+++ DATA FOR PROCESSING +++

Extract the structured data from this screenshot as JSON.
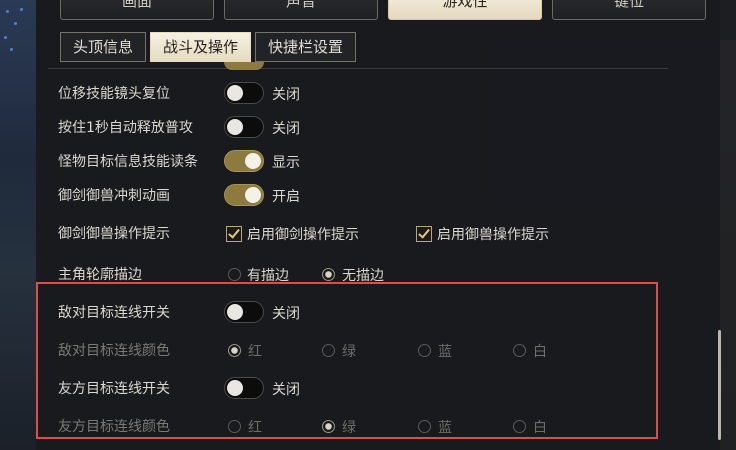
{
  "main_tabs": [
    "画面",
    "声音",
    "游戏性",
    "键位"
  ],
  "sub_tabs": [
    "头顶信息",
    "战斗及操作",
    "快捷栏设置"
  ],
  "settings": {
    "row1": {
      "label": "位移技能镜头复位",
      "state": "关闭"
    },
    "row2": {
      "label": "按住1秒自动释放普攻",
      "state": "关闭"
    },
    "row3": {
      "label": "怪物目标信息技能读条",
      "state": "显示"
    },
    "row4": {
      "label": "御剑御兽冲刺动画",
      "state": "开启"
    },
    "row5": {
      "label": "御剑御兽操作提示",
      "opt1": "启用御剑操作提示",
      "opt2": "启用御兽操作提示"
    },
    "row6": {
      "label": "主角轮廓描边",
      "opt1": "有描边",
      "opt2": "无描边"
    },
    "row7": {
      "label": "敌对目标连线开关",
      "state": "关闭"
    },
    "row8": {
      "label": "敌对目标连线颜色",
      "colors": [
        "红",
        "绿",
        "蓝",
        "白"
      ]
    },
    "row9": {
      "label": "友方目标连线开关",
      "state": "关闭"
    },
    "row10": {
      "label": "友方目标连线颜色",
      "colors": [
        "红",
        "绿",
        "蓝",
        "白"
      ]
    }
  }
}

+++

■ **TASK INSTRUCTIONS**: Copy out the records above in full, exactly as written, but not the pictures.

■ **SOLVED PROBLEM**:
Extract the structured data from this screenshot as JSON.
{
  "main_tabs": [
    "画面",
    "声音",
    "游戏性",
    "键位"
  ],
  "sub_tabs": [
    "头顶信息",
    "战斗及操作",
    "快捷栏设置"
  ],
  "settings": {
    "row1": {
      "label": "位移技能镜头复位",
      "state": "关闭"
    },
    "row2": {
      "label": "按住1秒自动释放普攻",
      "state": "关闭"
    },
    "row3": {
      "label": "怪物目标信息技能读条",
      "state": "显示"
    },
    "row4": {
      "label": "御剑御兽冲刺动画",
      "state": "开启"
    },
    "row5": {
      "label": "御剑御兽操作提示",
      "opt1": "启用御剑操作提示",
      "opt2": "启用御兽操作提示"
    },
    "row6": {
      "label": "主角轮廓描边",
      "opt1": "有描边",
      "opt2": "无描边"
    },
    "row7": {
      "label": "敌对目标连线开关",
      "state": "关闭"
    },
    "row8": {
      "label": "敌对目标连线颜色",
      "colors": [
        "红",
        "绿",
        "蓝",
        "白"
      ]
    },
    "row9": {
      "label": "友方目标连线开关",
      "state": "关闭"
    },
    "row10": {
      "label": "友方目标连线颜色",
      "colors": [
        "红",
        "绿",
        "蓝",
        "白"
      ]
    }
  }
}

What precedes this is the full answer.